Each line holding the word "expéditions" must appear in the answer, copied from the entries.
====== Information supplied ======
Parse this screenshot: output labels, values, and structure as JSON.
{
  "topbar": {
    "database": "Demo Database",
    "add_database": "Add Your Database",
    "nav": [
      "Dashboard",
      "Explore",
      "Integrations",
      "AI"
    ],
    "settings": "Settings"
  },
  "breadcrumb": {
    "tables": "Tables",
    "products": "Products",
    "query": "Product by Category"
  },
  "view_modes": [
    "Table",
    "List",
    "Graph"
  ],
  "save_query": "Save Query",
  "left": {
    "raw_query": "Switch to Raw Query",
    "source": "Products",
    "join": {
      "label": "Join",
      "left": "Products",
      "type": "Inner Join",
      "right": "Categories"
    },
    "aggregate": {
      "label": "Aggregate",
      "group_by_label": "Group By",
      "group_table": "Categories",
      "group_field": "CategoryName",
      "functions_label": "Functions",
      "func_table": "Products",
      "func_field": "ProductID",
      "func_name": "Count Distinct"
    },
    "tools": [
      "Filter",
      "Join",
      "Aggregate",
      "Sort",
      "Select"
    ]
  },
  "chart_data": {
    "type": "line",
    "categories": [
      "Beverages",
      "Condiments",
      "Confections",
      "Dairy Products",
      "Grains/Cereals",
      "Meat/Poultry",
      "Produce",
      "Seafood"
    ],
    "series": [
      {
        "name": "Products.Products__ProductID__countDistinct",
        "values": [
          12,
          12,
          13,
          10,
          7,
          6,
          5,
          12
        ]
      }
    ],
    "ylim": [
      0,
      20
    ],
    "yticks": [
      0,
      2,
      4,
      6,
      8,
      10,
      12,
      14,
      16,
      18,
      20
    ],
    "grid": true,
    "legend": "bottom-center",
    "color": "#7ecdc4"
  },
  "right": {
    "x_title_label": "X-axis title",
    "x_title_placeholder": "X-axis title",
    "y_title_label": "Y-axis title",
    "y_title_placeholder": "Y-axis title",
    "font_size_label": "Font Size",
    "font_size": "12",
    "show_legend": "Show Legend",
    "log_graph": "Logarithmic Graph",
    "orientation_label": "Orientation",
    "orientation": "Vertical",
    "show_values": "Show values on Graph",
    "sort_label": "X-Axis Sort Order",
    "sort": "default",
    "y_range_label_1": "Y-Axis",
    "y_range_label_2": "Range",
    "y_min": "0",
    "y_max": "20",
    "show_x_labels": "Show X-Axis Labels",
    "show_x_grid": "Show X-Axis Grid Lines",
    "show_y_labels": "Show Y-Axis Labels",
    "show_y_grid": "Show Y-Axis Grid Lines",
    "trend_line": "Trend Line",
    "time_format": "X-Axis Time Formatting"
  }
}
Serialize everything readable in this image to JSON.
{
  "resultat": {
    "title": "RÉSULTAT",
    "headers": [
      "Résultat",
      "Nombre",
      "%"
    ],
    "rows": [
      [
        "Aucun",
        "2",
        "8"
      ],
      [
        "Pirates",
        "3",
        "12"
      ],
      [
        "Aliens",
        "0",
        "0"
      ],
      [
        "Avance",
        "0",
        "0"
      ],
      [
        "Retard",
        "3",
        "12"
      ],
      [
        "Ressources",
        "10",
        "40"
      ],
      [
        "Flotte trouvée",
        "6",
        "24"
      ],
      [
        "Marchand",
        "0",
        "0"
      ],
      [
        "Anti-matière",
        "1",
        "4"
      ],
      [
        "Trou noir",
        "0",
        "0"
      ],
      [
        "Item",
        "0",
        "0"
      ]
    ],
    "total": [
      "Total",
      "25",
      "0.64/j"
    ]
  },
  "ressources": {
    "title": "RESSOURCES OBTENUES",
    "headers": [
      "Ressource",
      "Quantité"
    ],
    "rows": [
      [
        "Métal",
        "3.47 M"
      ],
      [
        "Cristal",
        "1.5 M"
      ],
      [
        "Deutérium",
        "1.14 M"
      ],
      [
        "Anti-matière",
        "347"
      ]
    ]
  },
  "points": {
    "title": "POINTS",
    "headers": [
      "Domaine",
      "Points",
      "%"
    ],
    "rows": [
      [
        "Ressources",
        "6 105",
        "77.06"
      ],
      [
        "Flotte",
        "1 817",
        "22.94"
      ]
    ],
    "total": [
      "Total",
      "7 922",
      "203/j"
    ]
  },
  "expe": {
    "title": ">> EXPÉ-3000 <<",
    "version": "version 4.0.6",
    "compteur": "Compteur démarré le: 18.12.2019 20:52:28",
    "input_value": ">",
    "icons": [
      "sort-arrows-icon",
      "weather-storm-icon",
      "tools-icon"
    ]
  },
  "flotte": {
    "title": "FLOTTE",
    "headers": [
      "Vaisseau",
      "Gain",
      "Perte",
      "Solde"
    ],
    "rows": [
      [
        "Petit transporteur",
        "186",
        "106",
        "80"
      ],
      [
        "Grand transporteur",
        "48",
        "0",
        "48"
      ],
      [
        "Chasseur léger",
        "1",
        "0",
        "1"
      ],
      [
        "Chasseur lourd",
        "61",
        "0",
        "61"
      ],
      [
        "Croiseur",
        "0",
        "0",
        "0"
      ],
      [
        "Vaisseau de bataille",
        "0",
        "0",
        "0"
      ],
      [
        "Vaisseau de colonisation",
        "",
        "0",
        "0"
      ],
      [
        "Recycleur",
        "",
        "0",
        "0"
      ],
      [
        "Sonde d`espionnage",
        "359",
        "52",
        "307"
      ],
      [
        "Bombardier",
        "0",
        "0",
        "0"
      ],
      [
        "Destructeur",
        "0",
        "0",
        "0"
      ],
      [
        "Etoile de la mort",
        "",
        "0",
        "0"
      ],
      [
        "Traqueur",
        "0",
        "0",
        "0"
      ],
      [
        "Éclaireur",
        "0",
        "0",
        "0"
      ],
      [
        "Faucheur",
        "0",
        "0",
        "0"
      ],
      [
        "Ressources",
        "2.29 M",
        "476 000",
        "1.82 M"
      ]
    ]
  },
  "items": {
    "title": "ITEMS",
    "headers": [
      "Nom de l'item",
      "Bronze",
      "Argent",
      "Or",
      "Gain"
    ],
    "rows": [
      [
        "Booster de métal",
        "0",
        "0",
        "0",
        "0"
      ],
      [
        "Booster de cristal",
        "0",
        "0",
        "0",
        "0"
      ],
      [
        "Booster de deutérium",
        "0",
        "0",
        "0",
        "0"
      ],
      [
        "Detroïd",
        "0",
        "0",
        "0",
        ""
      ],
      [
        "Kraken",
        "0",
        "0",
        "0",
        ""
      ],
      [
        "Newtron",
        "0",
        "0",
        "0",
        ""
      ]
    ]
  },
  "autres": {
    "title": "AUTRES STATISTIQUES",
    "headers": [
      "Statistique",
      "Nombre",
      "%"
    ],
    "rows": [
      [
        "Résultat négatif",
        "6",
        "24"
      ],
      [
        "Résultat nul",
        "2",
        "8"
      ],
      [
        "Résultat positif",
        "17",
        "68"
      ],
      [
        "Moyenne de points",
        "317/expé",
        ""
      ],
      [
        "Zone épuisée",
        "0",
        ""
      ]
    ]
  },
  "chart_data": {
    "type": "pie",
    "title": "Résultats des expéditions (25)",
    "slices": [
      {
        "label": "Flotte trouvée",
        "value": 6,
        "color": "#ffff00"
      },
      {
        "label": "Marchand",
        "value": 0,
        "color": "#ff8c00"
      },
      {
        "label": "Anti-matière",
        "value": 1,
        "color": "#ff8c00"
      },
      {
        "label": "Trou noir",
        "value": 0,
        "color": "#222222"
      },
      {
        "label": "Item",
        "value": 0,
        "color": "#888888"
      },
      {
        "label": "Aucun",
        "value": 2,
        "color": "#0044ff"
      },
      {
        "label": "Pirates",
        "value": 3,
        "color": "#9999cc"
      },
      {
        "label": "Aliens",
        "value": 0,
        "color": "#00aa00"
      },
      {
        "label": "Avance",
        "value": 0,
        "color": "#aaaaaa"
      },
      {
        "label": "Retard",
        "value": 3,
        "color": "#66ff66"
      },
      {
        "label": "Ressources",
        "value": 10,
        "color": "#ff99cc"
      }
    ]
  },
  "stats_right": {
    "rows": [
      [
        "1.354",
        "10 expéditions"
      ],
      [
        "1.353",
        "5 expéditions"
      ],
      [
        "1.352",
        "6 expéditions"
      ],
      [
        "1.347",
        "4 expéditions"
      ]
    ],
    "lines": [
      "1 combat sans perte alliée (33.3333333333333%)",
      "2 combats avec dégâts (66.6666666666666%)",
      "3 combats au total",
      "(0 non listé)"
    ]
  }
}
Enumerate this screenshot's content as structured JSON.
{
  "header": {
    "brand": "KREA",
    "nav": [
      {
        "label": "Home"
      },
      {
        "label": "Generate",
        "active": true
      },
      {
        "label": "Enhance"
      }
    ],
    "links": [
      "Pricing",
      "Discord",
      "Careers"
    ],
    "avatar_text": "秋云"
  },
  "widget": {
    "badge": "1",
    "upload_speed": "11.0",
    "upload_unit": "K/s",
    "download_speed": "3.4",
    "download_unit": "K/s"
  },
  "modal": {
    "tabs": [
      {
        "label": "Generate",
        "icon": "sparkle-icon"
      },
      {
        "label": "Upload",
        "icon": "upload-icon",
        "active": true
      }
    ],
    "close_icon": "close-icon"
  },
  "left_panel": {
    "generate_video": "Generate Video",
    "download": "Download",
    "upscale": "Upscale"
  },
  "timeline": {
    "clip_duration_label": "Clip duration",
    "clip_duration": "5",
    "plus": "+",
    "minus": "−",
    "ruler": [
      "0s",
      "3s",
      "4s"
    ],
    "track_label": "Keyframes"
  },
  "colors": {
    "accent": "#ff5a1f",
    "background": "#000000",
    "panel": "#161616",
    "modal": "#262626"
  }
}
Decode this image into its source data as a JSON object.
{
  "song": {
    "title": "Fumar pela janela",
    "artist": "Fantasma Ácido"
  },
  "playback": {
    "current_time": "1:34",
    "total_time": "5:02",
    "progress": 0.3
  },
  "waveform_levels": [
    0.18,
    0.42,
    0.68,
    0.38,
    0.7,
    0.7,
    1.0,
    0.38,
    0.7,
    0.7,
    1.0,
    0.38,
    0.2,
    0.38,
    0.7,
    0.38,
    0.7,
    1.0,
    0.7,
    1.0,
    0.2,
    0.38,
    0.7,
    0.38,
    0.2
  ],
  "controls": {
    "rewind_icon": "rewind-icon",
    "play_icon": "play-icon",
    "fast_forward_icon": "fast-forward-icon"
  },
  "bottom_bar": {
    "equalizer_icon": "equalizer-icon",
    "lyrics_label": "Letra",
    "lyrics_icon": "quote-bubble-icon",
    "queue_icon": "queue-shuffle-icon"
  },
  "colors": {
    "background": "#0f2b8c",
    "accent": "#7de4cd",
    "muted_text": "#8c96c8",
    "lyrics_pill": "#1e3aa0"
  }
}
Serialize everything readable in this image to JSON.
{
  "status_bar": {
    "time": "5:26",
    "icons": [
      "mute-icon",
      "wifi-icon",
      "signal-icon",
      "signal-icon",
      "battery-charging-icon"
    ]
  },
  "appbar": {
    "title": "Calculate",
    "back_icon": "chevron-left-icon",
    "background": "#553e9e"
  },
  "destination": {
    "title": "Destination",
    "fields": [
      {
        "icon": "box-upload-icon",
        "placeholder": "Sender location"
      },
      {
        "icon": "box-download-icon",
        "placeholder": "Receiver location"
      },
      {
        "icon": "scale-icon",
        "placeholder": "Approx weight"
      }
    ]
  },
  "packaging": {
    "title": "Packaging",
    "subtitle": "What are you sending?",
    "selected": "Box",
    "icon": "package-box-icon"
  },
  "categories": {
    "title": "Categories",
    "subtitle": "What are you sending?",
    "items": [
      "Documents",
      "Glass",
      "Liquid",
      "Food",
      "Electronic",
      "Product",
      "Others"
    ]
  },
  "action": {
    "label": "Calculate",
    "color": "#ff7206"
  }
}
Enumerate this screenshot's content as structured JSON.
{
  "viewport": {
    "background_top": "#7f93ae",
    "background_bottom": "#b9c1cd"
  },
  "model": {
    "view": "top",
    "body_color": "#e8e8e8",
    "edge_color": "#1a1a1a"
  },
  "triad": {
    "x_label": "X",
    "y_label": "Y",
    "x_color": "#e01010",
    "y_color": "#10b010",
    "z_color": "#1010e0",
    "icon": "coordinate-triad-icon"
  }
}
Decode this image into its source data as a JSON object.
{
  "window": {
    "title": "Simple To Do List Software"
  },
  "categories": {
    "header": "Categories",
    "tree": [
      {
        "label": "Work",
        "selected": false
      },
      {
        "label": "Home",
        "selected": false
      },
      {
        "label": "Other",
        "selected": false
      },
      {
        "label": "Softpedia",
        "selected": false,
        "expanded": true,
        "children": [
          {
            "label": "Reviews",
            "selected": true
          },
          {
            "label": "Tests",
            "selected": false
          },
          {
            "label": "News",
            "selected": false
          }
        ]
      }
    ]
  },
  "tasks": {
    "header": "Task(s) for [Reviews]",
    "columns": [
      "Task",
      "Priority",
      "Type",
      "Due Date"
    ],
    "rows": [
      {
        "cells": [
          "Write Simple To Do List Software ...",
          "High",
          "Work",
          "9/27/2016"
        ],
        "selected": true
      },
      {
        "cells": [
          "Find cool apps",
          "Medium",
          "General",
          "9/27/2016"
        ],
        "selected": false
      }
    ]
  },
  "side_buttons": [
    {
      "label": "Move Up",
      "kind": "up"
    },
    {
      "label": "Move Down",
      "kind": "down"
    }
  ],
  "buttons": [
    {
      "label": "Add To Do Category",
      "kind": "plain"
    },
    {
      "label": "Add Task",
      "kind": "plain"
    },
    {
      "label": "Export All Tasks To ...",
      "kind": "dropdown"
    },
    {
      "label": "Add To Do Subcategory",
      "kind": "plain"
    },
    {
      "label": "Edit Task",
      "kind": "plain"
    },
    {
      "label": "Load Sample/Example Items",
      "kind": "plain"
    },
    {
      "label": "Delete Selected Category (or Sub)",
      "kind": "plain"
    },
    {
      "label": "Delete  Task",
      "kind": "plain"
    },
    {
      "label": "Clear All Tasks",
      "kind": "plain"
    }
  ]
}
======
= Result =
    "title": "Résultats des expéditions (25)",
        "10 expéditions"
        "5 expéditions"
        "6 expéditions"
        "4 expéditions"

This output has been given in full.